1 Sauna for every 1.76 people in Finland

Shroom TECH Sport by Onnit

Months after the initial injury I was still facing severe nerve pain on an hourly basis. I had hit my head more than 5 times and suffered a compression fracture to my neck. I developed something called allodynia (hypersensitivity of the nerves). This is a terrible condition to have especially when it's associated with a head injury. Imagine a simple pat on the back feeling like nails exploding in your brain. It's something that is very hard to explain to people because unless you are going through it, it seems as if you are exaggerating.

After many failed prescriptions and medications, one of my doctors recommended treating my pain with hot and cold therapy. I used this fluctuation between hot and cold just like the Finns do, but to treat my allodynia and nerve pain from my post concussion syndrome. The effects were incredible, giving me relief from my headaches and toned down my allodynia. I used this treatment of about twice a day for six months with great success. Not only was I reducing my pain levels, but I was becoming much more energized. In addition to this hot and cold therapy, I take daily cold showers.  I find many of the same benefits come from this, and it's much easier to integrate into your daily routine. Cold showers have shown to Increase your bodies circulation, immune system, mood, and alertness.

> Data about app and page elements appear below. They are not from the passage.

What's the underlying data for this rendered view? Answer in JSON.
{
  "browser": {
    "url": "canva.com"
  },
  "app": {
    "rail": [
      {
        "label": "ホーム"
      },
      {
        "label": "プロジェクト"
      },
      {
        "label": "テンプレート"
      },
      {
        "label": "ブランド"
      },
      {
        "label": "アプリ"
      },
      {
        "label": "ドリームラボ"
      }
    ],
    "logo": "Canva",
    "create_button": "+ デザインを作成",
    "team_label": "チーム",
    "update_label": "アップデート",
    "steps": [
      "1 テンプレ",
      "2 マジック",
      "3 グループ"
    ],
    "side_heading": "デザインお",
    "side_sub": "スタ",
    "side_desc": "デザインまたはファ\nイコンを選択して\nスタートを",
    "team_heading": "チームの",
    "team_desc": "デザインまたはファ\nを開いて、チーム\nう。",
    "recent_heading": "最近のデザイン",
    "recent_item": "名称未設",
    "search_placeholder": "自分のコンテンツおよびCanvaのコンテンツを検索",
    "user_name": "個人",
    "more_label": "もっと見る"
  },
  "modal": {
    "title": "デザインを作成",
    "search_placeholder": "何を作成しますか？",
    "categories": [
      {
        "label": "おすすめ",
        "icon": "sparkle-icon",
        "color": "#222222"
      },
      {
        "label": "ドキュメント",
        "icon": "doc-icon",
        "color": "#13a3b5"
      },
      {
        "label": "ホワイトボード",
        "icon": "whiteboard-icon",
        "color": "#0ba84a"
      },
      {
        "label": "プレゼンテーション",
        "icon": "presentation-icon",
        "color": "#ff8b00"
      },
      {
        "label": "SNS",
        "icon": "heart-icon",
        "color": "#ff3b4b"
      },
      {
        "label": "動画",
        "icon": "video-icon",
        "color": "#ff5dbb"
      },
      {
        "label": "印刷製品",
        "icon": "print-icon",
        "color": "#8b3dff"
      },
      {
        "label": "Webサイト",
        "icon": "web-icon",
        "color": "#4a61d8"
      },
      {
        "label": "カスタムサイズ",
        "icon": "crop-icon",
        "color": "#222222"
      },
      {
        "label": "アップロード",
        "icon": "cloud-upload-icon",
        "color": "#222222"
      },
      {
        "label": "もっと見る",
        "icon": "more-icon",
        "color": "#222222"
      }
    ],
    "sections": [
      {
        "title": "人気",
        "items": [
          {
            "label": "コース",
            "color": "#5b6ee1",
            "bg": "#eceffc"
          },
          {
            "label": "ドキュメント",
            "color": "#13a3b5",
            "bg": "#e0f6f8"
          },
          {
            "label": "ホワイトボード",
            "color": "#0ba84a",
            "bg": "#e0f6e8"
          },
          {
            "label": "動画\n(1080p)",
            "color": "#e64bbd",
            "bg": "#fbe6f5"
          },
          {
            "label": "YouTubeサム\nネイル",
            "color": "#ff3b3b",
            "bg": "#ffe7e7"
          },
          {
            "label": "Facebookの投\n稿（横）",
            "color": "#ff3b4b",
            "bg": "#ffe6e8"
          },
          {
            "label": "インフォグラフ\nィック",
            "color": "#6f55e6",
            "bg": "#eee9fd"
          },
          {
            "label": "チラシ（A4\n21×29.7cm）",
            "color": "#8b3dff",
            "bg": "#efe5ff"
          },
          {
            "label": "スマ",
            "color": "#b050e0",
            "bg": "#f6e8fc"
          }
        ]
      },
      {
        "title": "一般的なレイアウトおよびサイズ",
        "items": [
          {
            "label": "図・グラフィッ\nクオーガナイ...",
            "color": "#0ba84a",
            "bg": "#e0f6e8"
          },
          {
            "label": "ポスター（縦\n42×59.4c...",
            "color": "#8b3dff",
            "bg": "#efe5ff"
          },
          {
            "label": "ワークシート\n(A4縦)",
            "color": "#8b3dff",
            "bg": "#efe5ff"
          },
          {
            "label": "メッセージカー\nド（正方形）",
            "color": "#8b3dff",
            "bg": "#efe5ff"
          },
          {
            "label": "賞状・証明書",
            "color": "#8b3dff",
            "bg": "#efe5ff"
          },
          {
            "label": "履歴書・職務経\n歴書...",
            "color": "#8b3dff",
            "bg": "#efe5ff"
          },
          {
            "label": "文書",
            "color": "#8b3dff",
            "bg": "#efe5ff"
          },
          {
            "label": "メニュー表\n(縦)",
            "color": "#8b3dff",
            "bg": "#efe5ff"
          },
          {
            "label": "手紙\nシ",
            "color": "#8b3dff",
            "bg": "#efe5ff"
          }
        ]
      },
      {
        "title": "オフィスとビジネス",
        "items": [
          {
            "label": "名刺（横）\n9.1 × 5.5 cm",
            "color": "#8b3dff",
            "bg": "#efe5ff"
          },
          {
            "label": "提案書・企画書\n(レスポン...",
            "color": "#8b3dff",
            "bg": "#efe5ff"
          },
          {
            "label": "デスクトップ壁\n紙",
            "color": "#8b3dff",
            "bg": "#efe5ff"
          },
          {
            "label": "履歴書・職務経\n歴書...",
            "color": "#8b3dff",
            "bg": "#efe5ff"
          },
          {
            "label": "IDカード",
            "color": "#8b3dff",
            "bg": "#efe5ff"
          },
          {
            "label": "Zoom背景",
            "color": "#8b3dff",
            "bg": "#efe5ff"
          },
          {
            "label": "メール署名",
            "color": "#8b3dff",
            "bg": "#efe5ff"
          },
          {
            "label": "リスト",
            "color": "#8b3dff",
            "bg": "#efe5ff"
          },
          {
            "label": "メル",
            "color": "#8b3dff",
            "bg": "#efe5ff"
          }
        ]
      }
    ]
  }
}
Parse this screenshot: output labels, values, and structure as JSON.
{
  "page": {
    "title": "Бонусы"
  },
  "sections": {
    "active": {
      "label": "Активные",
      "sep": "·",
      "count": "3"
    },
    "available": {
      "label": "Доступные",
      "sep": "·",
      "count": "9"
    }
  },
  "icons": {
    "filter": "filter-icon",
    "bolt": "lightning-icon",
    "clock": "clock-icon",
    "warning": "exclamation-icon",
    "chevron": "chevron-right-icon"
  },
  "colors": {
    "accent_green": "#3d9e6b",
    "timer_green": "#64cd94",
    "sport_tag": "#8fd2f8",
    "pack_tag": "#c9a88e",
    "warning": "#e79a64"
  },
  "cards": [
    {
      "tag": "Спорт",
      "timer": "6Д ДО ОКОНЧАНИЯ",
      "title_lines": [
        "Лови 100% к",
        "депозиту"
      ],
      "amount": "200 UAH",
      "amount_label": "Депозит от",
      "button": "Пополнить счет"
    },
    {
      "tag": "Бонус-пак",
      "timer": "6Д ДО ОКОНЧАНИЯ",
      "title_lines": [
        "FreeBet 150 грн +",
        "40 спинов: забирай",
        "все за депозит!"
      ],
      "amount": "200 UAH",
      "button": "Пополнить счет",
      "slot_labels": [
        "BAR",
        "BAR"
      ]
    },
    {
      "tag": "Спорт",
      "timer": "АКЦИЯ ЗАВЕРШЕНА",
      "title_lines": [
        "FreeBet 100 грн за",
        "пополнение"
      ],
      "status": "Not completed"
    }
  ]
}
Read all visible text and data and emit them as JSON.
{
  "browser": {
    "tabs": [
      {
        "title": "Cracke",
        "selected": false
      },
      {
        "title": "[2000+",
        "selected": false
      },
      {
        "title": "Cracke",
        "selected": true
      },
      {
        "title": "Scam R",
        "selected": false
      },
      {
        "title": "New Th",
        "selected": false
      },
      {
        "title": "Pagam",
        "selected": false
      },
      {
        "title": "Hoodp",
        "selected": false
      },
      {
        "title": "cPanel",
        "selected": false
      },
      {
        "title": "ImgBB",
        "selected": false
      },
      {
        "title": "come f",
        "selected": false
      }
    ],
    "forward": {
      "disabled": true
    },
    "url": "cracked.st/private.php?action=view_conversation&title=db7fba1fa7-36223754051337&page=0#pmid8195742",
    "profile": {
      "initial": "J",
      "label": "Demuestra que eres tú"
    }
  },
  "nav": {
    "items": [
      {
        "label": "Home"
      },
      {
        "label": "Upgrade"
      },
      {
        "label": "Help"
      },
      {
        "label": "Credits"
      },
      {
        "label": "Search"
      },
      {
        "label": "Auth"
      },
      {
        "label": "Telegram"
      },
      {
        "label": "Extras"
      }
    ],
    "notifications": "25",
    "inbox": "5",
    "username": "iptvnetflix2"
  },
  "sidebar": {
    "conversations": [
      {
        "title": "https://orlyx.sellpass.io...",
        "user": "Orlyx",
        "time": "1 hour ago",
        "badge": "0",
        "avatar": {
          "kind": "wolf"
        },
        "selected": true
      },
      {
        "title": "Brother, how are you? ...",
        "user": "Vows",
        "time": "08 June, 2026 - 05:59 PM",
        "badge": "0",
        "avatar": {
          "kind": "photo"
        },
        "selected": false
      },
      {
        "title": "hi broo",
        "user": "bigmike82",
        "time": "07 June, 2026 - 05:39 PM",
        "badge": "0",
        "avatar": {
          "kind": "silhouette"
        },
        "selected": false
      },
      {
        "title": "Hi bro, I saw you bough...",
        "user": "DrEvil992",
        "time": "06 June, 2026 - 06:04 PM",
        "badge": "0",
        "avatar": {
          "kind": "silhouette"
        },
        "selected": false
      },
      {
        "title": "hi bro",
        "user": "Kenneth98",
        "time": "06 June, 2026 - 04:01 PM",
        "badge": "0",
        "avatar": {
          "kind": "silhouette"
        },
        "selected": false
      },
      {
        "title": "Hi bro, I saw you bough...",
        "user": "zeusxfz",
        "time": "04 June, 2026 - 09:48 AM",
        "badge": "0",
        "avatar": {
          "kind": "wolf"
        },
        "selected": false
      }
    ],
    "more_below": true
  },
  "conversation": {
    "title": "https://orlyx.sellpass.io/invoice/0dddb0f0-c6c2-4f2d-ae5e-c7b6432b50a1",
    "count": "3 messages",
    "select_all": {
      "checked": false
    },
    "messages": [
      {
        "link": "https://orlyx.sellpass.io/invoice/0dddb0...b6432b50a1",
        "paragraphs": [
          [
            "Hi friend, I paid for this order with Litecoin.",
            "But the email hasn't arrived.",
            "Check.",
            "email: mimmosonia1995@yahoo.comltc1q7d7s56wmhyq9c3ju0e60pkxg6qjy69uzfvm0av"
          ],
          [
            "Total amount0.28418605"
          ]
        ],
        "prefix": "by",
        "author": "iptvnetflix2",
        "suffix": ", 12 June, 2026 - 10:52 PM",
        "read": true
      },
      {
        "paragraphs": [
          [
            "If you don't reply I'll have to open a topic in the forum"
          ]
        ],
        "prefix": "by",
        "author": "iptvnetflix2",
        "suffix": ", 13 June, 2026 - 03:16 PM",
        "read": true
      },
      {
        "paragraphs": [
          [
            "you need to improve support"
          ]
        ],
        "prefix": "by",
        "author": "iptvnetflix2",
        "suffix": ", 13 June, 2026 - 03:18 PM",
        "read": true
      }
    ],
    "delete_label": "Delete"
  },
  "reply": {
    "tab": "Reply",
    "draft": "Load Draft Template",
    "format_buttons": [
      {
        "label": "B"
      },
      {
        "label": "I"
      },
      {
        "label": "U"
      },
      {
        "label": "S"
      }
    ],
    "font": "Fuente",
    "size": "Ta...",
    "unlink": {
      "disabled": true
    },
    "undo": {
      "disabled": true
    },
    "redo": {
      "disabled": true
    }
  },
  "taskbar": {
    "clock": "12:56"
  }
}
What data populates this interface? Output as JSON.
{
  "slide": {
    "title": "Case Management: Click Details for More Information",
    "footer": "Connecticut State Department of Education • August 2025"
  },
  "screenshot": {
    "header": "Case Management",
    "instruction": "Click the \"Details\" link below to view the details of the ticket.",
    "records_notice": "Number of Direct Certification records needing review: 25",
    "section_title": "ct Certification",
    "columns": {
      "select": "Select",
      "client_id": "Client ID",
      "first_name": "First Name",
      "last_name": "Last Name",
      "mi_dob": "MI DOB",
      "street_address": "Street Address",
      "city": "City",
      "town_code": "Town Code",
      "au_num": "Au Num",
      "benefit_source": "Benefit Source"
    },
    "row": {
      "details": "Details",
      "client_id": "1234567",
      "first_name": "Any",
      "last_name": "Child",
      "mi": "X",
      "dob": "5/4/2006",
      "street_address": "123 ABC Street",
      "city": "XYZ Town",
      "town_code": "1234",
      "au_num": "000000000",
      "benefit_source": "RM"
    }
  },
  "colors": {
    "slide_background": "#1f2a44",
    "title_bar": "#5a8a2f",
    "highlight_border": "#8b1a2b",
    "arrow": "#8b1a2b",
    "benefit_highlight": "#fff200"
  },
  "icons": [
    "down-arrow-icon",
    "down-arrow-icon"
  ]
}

If you don't have access to a sauna dont worry. You can get similar results from a hot shower and an ice bath. For me I would put my head and or body into a tub of water and ice. Sometimes I will just use a sink, submerging my head for headache relief.  Generally I will hold myself under for 30 seconds - 2 minutes (you may get a brain freeze, but trust me its worth it) and jump into a hot shower. I would repeat this process until my pain resided.